Canopy Growth Corp (TWMJF)

As mentioned in the brief for Aurora, Canopy Growth is currently the largest public player in this space.  I feel it is prudent in an early industry to place several bets on the front horses as they have the early mover advantages.  Last fall, alcohol company Constellation Brands shook up the marijuana world by buying a minority stake in Canopy Growth.  Having a “traditional” company such as Constellation helps provide the “adult in the room” vibe.  Canopy is also in the process of listing on the NYSE under the ticker CGC which should be by the end of May.  Being listed on a traditional exchange such as the Nasdaq or NYSE ultimately can lead to them being included in the S&P 500.  Being in the S&P 500 provides constant funding by the other trend of passive investing.  In my opinion inclusion in the index is highly underrated.
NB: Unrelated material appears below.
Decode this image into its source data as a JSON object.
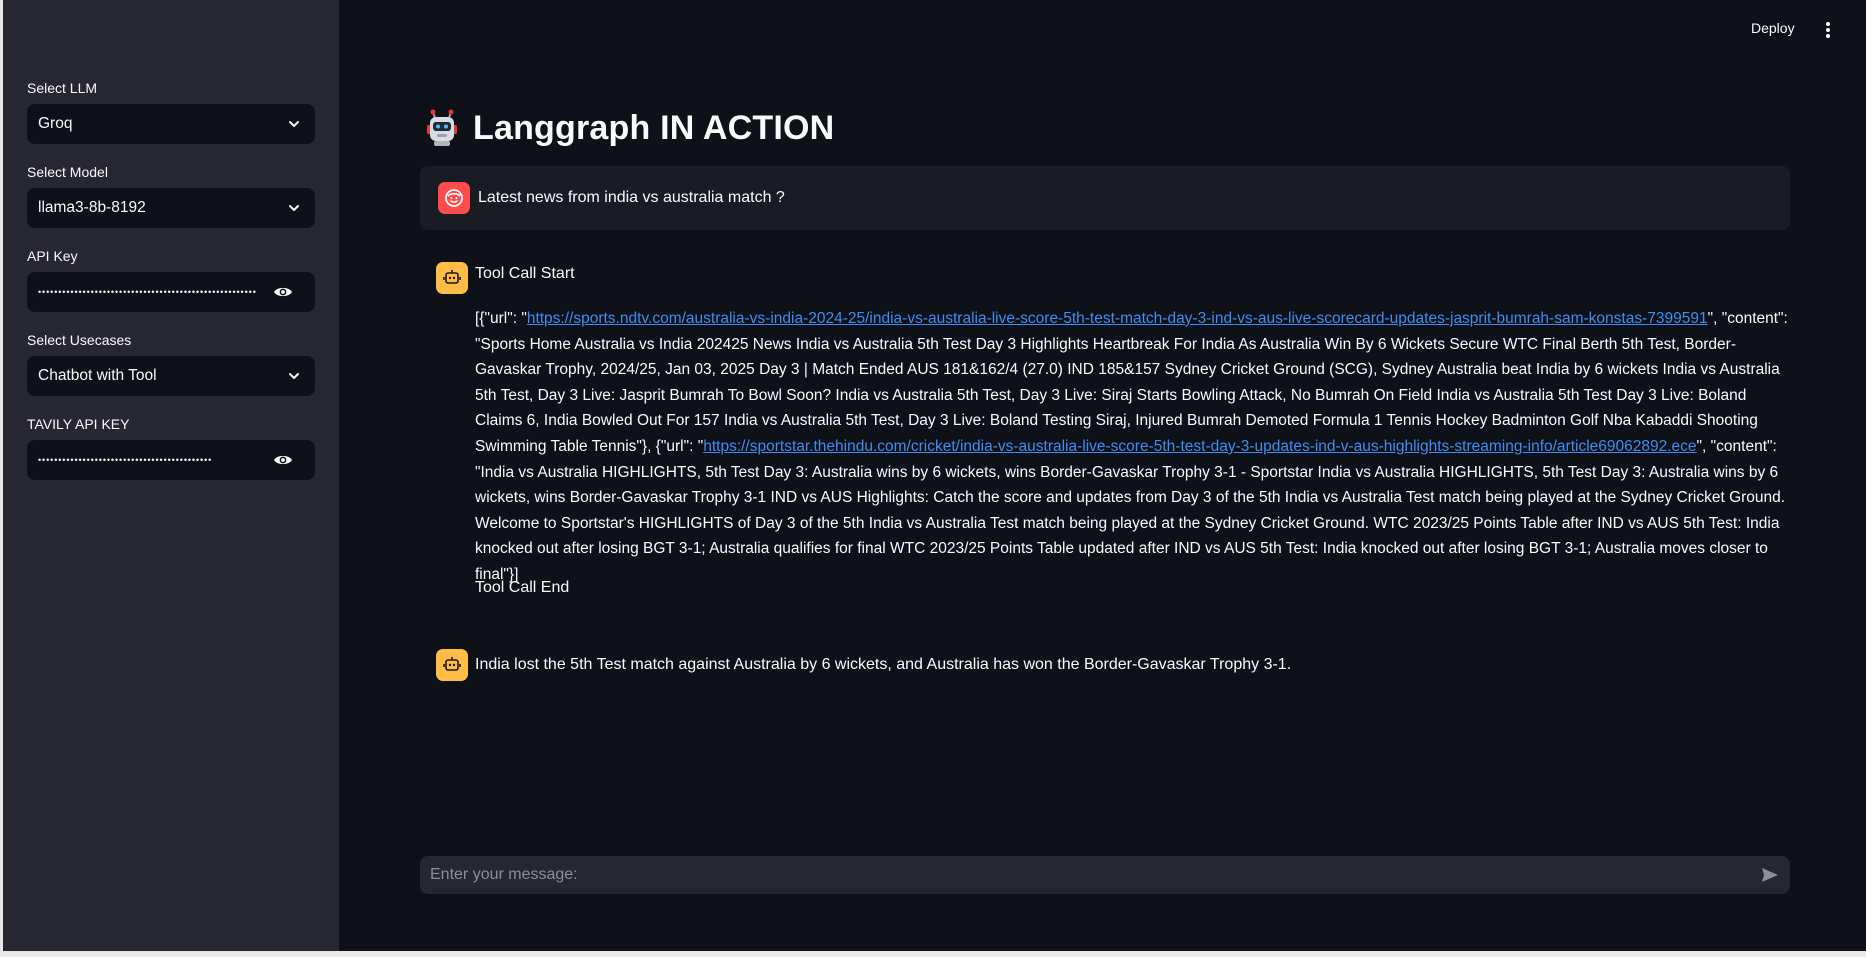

Cronos Group (CRON)

In February, Cronos Group announced it was moving over from the Canadian OTC exchange to the Nasdaq.  This move will help improve liquidity which ultimately will allow institutional investors to take positions in the company.  Part of this process coming to fruition is having the large institutions buying in as their clients ask for exposure to the marijuana industry.

GW Pharmaceuticals (GWPH)

After exposure to the main growers in the space, I shifted angles here by looking at a legitimate medical use for marijuana.  GW Pharmaceuticals is awaiting FDA approval for its drug Epidiolex.  Epidiolex has been used to treat children with severe forms of childhood epilepsy.  By severe, think of having 40 or so seizures a week!  One patient in particular had been having 40-50 per week and during the drug trial it dropped to to a few or even zero.  With properly collected data they showed a 40% reduction in the amount of seizures.

Scotts Miracle-Gro (SMG)

The last company is Scotts Miracle-Gro.  Yes, the company making all of your lawn products is finding itself in the middle of the marijuana revolution.  Besides the obvious applications that some of their consumable chemicals can have for growing strong, healthy plants quickly comes their recent acquisition of hydroponics company Sunlight Supply.  Scotts already has exposure in this space so this acquisition plays into their wheelhouse.  The angle here is playing the “pickaxe and shovel” to the marijuana growers.

In fact, the company seems reasonably valued based on traditional fundamental metrics.

After pulling back from about $108 last year, the share price sports a better-than-the-market dividend yield and the company has an 8 year dividend growth streak.  With nearly 20% earnings growth expected, the P/E of 22 seems quite reasonable.


That is my marijuana basket with a high level overview of the selections.  I’ll highlight again that this basket of companies in aggregate is still fairly speculative.  This is my attempt at what may be a long-term trend.  I have to point out this may not work and I have planned for that by having this basket be an appropriately small allocation of my portfolio.

The information presented here is for information only and should not be construed as investment advice.  Always perform your own due diligence before making any investment decision.